Thursday, November 20, 2014

Stop Looking At Your Phones ('The Britishes')

Neil Gaiman: Libraries are cultural 'seed corn'

Neil Gaiman with ‘a little empathy machine’. Photograph: Lebrecht Music and Arts Photo Li/Alamy

A feral child who was raised in libraries

Toby Litt: You’ve described yourself as a “feral child who was raised in libraries”. What age were you when you were first drawn into a library, and why do you think they hooked you?
Neil: I was probably three or four when I first started going to libraries. We moved up to Sussex when I was five, and I discovered the local library very, very quickly. But I wasn’t really hooked until I got to the point where I was old enough to persuade my parents to just take me to the library and leave me there, which would have probably been about seven or eight. And at that point it was like being given the keys to the kingdom.
 Read the article....

A Field Trip to America's Public Libraries - The Atlantic

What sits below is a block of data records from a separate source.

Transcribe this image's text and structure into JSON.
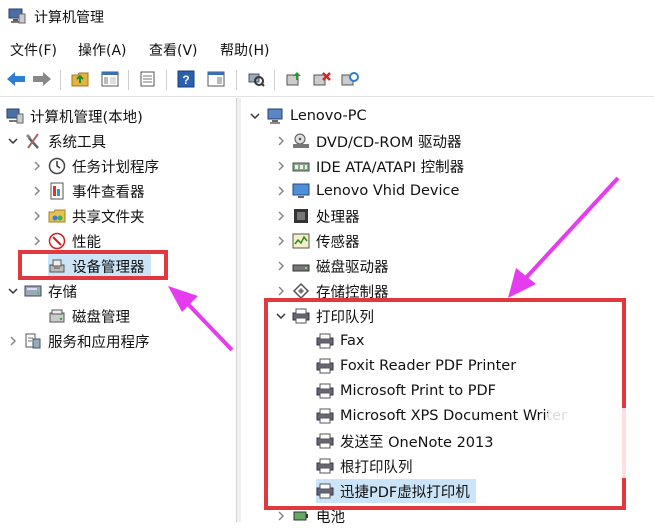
{
  "window": {
    "title": "计算机管理"
  },
  "menu": [
    {
      "label": "文件(F)"
    },
    {
      "label": "操作(A)"
    },
    {
      "label": "查看(V)"
    },
    {
      "label": "帮助(H)"
    }
  ],
  "left_tree": {
    "root": "计算机管理(本地)",
    "system_tools": "系统工具",
    "task_scheduler": "任务计划程序",
    "event_viewer": "事件查看器",
    "shared_folders": "共享文件夹",
    "performance": "性能",
    "device_manager": "设备管理器",
    "storage": "存储",
    "disk_management": "磁盘管理",
    "services_apps": "服务和应用程序"
  },
  "right_tree": {
    "computer": "Lenovo-PC",
    "categories": [
      "DVD/CD-ROM 驱动器",
      "IDE ATA/ATAPI 控制器",
      "Lenovo Vhid Device",
      "处理器",
      "传感器",
      "磁盘驱动器",
      "存储控制器"
    ],
    "print_queue": "打印队列",
    "printers": [
      "Fax",
      "Foxit Reader PDF Printer",
      "Microsoft Print to PDF",
      "Microsoft XPS Document Writer",
      "发送至 OneNote 2013",
      "根打印队列",
      "迅捷PDF虚拟打印机"
    ],
    "battery": "电池"
  },
  "colors": {
    "accent_red": "#e0383e",
    "arrow_magenta": "#e63cf0",
    "selection": "#cce4f7"
  }
}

Duluth Public Library (Deborah Fallows) 
As we’ve been crisscrossing the country visiting towns and cities for our American Futures project,
I always look forward to stopping in the town's public library. Every
town has one. They’re often lovely buildings. (Thank you, Andrew
Carnegie!) They offer a first pulse of the town. (Are they vibrant and
bustling?) The librarians are as knowledgeable as the newspaper editors
and as welcoming as the Chamber of Commerce. Who wouldn’t love a
library? Read the article....